GOAL OF THE EXERCISE: The answer must consist of every line below that holds the word "screenshot".

Items from a data source:
———

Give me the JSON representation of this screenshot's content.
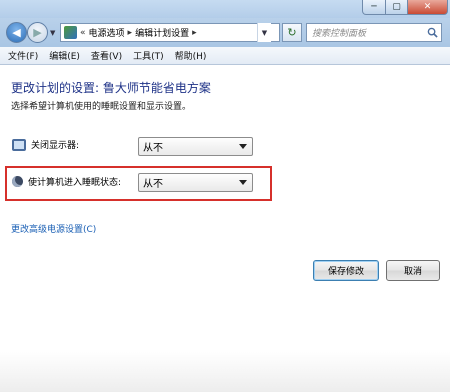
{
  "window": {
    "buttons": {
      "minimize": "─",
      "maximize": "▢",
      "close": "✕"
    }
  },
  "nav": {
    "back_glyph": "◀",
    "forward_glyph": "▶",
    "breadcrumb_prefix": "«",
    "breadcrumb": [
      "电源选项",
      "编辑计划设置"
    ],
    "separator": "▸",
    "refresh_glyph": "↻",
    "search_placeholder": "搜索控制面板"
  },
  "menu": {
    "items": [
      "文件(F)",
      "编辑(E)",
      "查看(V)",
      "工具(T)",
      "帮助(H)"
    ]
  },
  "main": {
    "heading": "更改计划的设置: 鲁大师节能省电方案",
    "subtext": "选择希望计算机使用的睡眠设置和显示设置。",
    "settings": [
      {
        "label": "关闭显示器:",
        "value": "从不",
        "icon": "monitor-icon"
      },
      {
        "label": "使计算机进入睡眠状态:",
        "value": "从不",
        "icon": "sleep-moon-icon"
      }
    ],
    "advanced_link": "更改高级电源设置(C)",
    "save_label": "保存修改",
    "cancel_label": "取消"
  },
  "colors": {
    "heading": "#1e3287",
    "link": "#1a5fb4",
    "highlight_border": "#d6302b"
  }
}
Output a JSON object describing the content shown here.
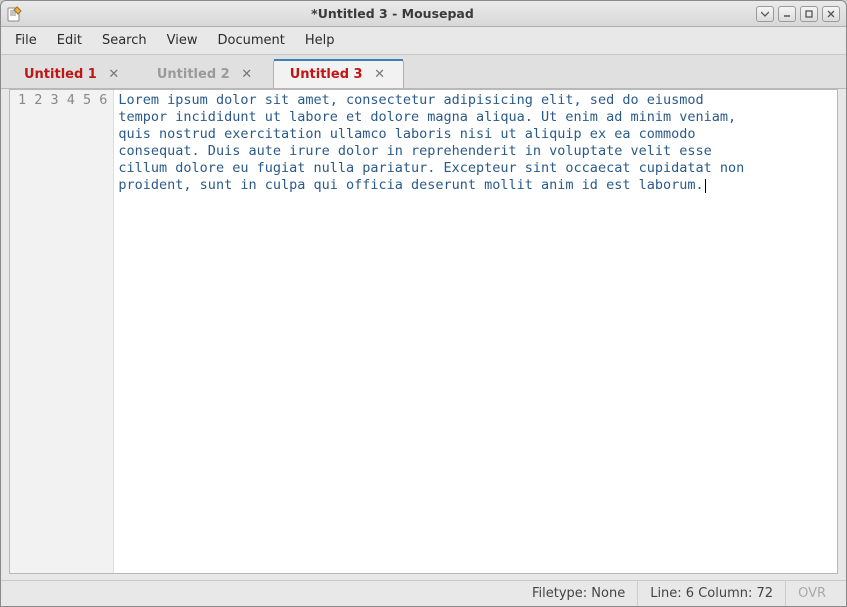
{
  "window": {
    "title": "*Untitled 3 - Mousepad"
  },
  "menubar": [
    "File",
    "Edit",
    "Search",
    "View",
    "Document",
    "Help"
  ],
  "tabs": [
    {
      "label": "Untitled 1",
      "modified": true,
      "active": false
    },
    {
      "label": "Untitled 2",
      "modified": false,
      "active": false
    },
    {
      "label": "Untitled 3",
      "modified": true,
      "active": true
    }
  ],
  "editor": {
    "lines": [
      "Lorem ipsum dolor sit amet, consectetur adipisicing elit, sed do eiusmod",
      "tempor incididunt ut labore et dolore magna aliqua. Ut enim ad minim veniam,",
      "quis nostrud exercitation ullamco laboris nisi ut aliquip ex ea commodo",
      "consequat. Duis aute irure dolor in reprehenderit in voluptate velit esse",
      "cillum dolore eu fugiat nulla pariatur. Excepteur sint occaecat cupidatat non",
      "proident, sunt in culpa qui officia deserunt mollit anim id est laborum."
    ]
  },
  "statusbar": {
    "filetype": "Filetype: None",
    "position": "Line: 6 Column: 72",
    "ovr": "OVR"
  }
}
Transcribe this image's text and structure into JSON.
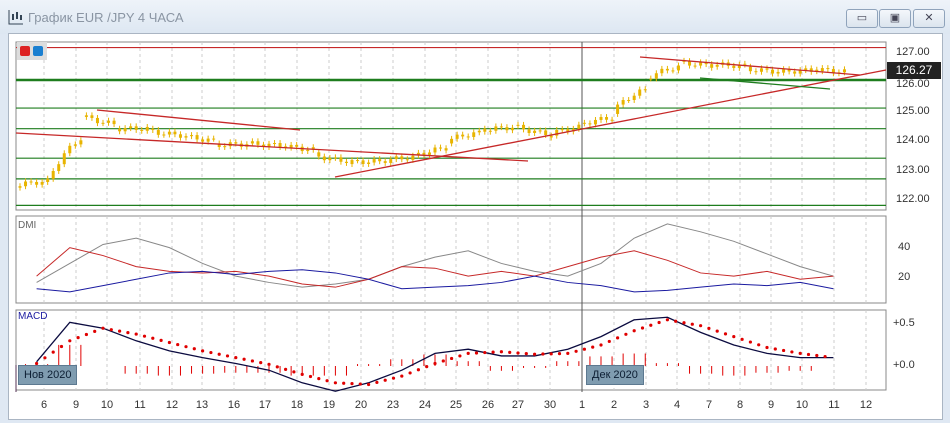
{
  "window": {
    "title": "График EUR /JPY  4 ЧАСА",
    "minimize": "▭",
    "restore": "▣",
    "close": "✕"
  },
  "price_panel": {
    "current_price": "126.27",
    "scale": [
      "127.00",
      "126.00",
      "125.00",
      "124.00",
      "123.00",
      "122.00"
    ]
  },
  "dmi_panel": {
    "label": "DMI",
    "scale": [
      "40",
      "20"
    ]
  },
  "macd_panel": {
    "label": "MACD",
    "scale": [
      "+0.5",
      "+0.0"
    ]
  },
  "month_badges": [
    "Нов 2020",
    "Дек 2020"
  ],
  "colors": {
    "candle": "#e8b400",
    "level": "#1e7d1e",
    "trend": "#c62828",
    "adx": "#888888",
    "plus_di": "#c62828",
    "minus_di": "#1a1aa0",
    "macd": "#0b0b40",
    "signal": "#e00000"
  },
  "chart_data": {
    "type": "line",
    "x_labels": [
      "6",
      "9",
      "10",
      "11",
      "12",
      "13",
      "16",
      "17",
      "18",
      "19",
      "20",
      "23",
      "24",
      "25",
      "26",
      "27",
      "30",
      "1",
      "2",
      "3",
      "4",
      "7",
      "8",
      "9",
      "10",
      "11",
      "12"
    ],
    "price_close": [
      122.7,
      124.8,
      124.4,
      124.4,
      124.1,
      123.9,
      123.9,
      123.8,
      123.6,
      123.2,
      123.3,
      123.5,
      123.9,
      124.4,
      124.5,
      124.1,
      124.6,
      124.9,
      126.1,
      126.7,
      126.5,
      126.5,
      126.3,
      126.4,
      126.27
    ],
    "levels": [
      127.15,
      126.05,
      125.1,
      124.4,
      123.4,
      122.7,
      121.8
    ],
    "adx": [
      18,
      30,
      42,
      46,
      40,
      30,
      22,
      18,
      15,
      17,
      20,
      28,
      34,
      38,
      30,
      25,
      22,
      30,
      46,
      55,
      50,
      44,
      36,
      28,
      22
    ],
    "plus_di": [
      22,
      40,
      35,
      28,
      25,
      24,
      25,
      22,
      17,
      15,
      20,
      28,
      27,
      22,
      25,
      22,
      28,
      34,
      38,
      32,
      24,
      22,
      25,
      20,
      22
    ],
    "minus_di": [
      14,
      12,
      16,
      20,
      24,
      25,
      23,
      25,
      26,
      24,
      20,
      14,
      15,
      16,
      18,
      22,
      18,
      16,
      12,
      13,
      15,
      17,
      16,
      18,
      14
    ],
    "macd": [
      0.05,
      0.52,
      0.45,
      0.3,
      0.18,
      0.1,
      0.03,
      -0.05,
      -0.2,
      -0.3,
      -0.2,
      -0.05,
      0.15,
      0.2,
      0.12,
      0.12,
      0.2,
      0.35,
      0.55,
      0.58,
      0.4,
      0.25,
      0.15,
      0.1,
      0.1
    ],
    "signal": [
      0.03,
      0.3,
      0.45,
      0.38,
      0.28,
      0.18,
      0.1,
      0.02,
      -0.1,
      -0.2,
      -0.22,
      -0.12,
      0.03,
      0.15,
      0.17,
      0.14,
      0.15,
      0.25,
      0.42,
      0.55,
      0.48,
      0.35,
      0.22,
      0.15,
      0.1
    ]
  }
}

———

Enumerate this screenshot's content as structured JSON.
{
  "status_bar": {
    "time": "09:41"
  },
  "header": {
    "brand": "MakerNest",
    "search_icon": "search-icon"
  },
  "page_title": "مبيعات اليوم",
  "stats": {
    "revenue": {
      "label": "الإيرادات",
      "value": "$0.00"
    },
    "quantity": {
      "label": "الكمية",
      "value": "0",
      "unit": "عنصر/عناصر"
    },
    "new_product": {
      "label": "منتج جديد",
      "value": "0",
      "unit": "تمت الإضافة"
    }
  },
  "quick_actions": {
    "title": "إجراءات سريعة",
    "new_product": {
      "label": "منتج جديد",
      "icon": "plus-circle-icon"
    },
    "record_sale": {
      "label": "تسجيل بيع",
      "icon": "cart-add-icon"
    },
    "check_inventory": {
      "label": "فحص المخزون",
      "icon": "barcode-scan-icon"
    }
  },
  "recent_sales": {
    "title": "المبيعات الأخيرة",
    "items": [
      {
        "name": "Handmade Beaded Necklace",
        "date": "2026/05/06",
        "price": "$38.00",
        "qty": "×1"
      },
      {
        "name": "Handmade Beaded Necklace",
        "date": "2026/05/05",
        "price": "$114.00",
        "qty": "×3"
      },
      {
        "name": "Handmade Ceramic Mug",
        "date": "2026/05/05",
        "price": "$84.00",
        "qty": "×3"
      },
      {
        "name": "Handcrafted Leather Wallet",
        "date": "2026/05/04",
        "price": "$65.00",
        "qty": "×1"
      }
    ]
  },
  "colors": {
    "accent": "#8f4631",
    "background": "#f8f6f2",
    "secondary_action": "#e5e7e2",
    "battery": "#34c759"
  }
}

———

WRITTEN SOLUTION:
Give me the JSON representation of this screenshot's content.
Enumerate this screenshot's content as structured JSON.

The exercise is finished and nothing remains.